WHAT THE EXERCISE ASKS
Return every record below exactly.

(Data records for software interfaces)
┌──

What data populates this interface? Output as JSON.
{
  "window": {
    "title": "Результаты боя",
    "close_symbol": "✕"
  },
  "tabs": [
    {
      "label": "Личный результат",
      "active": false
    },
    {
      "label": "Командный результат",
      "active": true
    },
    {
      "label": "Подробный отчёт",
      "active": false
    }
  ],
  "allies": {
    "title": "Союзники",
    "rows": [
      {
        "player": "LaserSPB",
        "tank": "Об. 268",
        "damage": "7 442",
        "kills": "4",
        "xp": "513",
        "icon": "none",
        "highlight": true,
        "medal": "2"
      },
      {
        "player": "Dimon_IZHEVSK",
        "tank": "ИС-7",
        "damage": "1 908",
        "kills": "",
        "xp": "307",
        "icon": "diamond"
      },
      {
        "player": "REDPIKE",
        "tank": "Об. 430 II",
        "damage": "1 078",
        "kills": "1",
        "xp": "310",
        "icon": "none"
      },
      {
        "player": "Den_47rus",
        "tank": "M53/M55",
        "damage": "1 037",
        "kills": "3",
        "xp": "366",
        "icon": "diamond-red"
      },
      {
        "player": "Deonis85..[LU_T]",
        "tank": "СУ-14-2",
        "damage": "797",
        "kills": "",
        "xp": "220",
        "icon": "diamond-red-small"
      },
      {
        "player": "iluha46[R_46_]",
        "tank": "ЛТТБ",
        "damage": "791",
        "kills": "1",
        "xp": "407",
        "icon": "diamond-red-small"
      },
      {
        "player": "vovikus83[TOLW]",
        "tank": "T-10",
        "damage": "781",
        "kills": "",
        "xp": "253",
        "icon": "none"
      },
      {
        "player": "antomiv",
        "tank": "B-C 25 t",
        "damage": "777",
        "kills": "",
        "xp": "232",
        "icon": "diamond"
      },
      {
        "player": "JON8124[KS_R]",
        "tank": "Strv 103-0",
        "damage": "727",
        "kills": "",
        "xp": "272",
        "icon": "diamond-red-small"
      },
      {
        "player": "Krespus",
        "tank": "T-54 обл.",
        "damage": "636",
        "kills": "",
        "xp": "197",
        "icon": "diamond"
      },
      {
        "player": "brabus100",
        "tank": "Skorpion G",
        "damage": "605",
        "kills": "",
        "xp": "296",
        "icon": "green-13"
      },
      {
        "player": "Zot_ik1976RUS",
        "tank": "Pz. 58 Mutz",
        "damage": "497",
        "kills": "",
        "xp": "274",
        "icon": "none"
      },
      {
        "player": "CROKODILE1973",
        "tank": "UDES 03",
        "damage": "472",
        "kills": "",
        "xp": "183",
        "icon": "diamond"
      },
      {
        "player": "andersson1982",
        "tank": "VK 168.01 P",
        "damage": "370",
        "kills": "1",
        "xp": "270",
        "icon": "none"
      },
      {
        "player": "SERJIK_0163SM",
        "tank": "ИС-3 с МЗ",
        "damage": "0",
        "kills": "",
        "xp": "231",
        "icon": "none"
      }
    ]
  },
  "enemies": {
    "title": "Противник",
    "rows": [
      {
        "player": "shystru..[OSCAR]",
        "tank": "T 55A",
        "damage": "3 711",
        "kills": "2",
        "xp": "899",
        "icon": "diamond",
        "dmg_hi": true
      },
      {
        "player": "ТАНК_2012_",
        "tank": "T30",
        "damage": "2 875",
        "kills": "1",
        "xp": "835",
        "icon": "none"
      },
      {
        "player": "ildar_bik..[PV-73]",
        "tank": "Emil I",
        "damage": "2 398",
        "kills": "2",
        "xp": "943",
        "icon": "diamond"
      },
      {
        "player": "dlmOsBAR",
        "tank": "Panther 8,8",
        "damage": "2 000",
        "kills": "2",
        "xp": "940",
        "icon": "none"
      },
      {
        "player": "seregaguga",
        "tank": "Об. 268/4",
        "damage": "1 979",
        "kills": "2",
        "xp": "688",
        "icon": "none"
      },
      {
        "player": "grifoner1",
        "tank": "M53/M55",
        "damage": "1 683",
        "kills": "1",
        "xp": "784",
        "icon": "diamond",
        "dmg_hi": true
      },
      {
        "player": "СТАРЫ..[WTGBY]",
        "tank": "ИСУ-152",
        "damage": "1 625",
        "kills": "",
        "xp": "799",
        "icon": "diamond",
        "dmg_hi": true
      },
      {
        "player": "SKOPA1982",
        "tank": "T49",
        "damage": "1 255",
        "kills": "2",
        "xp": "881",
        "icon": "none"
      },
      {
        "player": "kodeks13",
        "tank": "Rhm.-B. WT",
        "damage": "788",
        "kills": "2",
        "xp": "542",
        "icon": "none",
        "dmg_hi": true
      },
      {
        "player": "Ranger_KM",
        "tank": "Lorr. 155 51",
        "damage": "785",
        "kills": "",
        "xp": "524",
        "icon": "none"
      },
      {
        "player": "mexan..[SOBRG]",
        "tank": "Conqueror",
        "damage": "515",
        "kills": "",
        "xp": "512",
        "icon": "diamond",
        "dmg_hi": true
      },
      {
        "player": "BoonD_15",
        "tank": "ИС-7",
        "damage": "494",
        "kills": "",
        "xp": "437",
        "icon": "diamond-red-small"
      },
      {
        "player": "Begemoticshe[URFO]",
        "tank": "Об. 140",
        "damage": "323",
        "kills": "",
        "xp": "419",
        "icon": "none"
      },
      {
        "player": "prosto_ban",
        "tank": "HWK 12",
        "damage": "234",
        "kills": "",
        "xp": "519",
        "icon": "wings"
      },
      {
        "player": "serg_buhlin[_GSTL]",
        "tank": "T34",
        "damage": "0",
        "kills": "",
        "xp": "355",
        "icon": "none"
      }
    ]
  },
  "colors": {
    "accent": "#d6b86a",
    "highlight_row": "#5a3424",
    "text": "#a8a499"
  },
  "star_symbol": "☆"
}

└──

RESPONSE FOR THIS EXERCISE
What data populates this interface? Output as JSON.
{
  "window": {
    "title": "Результаты боя",
    "close_symbol": "✕"
  },
  "tabs": [
    {
      "label": "Личный результат",
      "active": false
    },
    {
      "label": "Командный результат",
      "active": true
    },
    {
      "label": "Подробный отчёт",
      "active": false
    }
  ],
  "allies": {
    "title": "Союзники",
    "rows": [
      {
        "player": "LaserSPB",
        "tank": "Об. 268",
        "damage": "7 442",
        "kills": "4",
        "xp": "513",
        "icon": "none",
        "highlight": true,
        "medal": "2"
      },
      {
        "player": "Dimon_IZHEVSK",
        "tank": "ИС-7",
        "damage": "1 908",
        "kills": "",
        "xp": "307",
        "icon": "diamond"
      },
      {
        "player": "REDPIKE",
        "tank": "Об. 430 II",
        "damage": "1 078",
        "kills": "1",
        "xp": "310",
        "icon": "none"
      },
      {
        "player": "Den_47rus",
        "tank": "M53/M55",
        "damage": "1 037",
        "kills": "3",
        "xp": "366",
        "icon": "diamond-red"
      },
      {
        "player": "Deonis85..[LU_T]",
        "tank": "СУ-14-2",
        "damage": "797",
        "kills": "",
        "xp": "220",
        "icon": "diamond-red-small"
      },
      {
        "player": "iluha46[R_46_]",
        "tank": "ЛТТБ",
        "damage": "791",
        "kills": "1",
        "xp": "407",
        "icon": "diamond-red-small"
      },
      {
        "player": "vovikus83[TOLW]",
        "tank": "T-10",
        "damage": "781",
        "kills": "",
        "xp": "253",
        "icon": "none"
      },
      {
        "player": "antomiv",
        "tank": "B-C 25 t",
        "damage": "777",
        "kills": "",
        "xp": "232",
        "icon": "diamond"
      },
      {
        "player": "JON8124[KS_R]",
        "tank": "Strv 103-0",
        "damage": "727",
        "kills": "",
        "xp": "272",
        "icon": "diamond-red-small"
      },
      {
        "player": "Krespus",
        "tank": "T-54 обл.",
        "damage": "636",
        "kills": "",
        "xp": "197",
        "icon": "diamond"
      },
      {
        "player": "brabus100",
        "tank": "Skorpion G",
        "damage": "605",
        "kills": "",
        "xp": "296",
        "icon": "green-13"
      },
      {
        "player": "Zot_ik1976RUS",
        "tank": "Pz. 58 Mutz",
        "damage": "497",
        "kills": "",
        "xp": "274",
        "icon": "none"
      },
      {
        "player": "CROKODILE1973",
        "tank": "UDES 03",
        "damage": "472",
        "kills": "",
        "xp": "183",
        "icon": "diamond"
      },
      {
        "player": "andersson1982",
        "tank": "VK 168.01 P",
        "damage": "370",
        "kills": "1",
        "xp": "270",
        "icon": "none"
      },
      {
        "player": "SERJIK_0163SM",
        "tank": "ИС-3 с МЗ",
        "damage": "0",
        "kills": "",
        "xp": "231",
        "icon": "none"
      }
    ]
  },
  "enemies": {
    "title": "Противник",
    "rows": [
      {
        "player": "shystru..[OSCAR]",
        "tank": "T 55A",
        "damage": "3 711",
        "kills": "2",
        "xp": "899",
        "icon": "diamond",
        "dmg_hi": true
      },
      {
        "player": "ТАНК_2012_",
        "tank": "T30",
        "damage": "2 875",
        "kills": "1",
        "xp": "835",
        "icon": "none"
      },
      {
        "player": "ildar_bik..[PV-73]",
        "tank": "Emil I",
        "damage": "2 398",
        "kills": "2",
        "xp": "943",
        "icon": "diamond"
      },
      {
        "player": "dlmOsBAR",
        "tank": "Panther 8,8",
        "damage": "2 000",
        "kills": "2",
        "xp": "940",
        "icon": "none"
      },
      {
        "player": "seregaguga",
        "tank": "Об. 268/4",
        "damage": "1 979",
        "kills": "2",
        "xp": "688",
        "icon": "none"
      },
      {
        "player": "grifoner1",
        "tank": "M53/M55",
        "damage": "1 683",
        "kills": "1",
        "xp": "784",
        "icon": "diamond",
        "dmg_hi": true
      },
      {
        "player": "СТАРЫ..[WTGBY]",
        "tank": "ИСУ-152",
        "damage": "1 625",
        "kills": "",
        "xp": "799",
        "icon": "diamond",
        "dmg_hi": true
      },
      {
        "player": "SKOPA1982",
        "tank": "T49",
        "damage": "1 255",
        "kills": "2",
        "xp": "881",
        "icon": "none"
      },
      {
        "player": "kodeks13",
        "tank": "Rhm.-B. WT",
        "damage": "788",
        "kills": "2",
        "xp": "542",
        "icon": "none",
        "dmg_hi": true
      },
      {
        "player": "Ranger_KM",
        "tank": "Lorr. 155 51",
        "damage": "785",
        "kills": "",
        "xp": "524",
        "icon": "none"
      },
      {
        "player": "mexan..[SOBRG]",
        "tank": "Conqueror",
        "damage": "515",
        "kills": "",
        "xp": "512",
        "icon": "diamond",
        "dmg_hi": true
      },
      {
        "player": "BoonD_15",
        "tank": "ИС-7",
        "damage": "494",
        "kills": "",
        "xp": "437",
        "icon": "diamond-red-small"
      },
      {
        "player": "Begemoticshe[URFO]",
        "tank": "Об. 140",
        "damage": "323",
        "kills": "",
        "xp": "419",
        "icon": "none"
      },
      {
        "player": "prosto_ban",
        "tank": "HWK 12",
        "damage": "234",
        "kills": "",
        "xp": "519",
        "icon": "wings"
      },
      {
        "player": "serg_buhlin[_GSTL]",
        "tank": "T34",
        "damage": "0",
        "kills": "",
        "xp": "355",
        "icon": "none"
      }
    ]
  },
  "colors": {
    "accent": "#d6b86a",
    "highlight_row": "#5a3424",
    "text": "#a8a499"
  },
  "star_symbol": "☆"
}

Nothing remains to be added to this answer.